### Work to complete:
Every single entry needs to appear again exactly as given.

____ Records for this exercise

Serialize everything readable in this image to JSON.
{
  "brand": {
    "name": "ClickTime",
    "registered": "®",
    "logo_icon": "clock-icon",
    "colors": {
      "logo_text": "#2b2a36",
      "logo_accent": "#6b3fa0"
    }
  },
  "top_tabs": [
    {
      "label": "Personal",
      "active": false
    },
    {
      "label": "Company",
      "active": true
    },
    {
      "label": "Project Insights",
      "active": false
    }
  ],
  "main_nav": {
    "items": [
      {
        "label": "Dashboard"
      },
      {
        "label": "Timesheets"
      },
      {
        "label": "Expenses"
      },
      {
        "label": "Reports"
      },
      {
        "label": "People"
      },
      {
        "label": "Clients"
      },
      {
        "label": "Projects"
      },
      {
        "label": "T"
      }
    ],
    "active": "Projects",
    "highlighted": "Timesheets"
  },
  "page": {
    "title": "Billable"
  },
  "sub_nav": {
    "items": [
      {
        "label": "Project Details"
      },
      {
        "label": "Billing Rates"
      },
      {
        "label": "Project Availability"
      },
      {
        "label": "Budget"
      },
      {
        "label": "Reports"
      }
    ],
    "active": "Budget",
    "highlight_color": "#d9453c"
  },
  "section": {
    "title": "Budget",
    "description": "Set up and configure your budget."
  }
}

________

### Problem solution:
Serialize everything readable in this image to JSON.
{
  "brand": {
    "name": "ClickTime",
    "registered": "®",
    "logo_icon": "clock-icon",
    "colors": {
      "logo_text": "#2b2a36",
      "logo_accent": "#6b3fa0"
    }
  },
  "top_tabs": [
    {
      "label": "Personal",
      "active": false
    },
    {
      "label": "Company",
      "active": true
    },
    {
      "label": "Project Insights",
      "active": false
    }
  ],
  "main_nav": {
    "items": [
      {
        "label": "Dashboard"
      },
      {
        "label": "Timesheets"
      },
      {
        "label": "Expenses"
      },
      {
        "label": "Reports"
      },
      {
        "label": "People"
      },
      {
        "label": "Clients"
      },
      {
        "label": "Projects"
      },
      {
        "label": "T"
      }
    ],
    "active": "Projects",
    "highlighted": "Timesheets"
  },
  "page": {
    "title": "Billable"
  },
  "sub_nav": {
    "items": [
      {
        "label": "Project Details"
      },
      {
        "label": "Billing Rates"
      },
      {
        "label": "Project Availability"
      },
      {
        "label": "Budget"
      },
      {
        "label": "Reports"
      }
    ],
    "active": "Budget",
    "highlight_color": "#d9453c"
  },
  "section": {
    "title": "Budget",
    "description": "Set up and configure your budget."
  }
}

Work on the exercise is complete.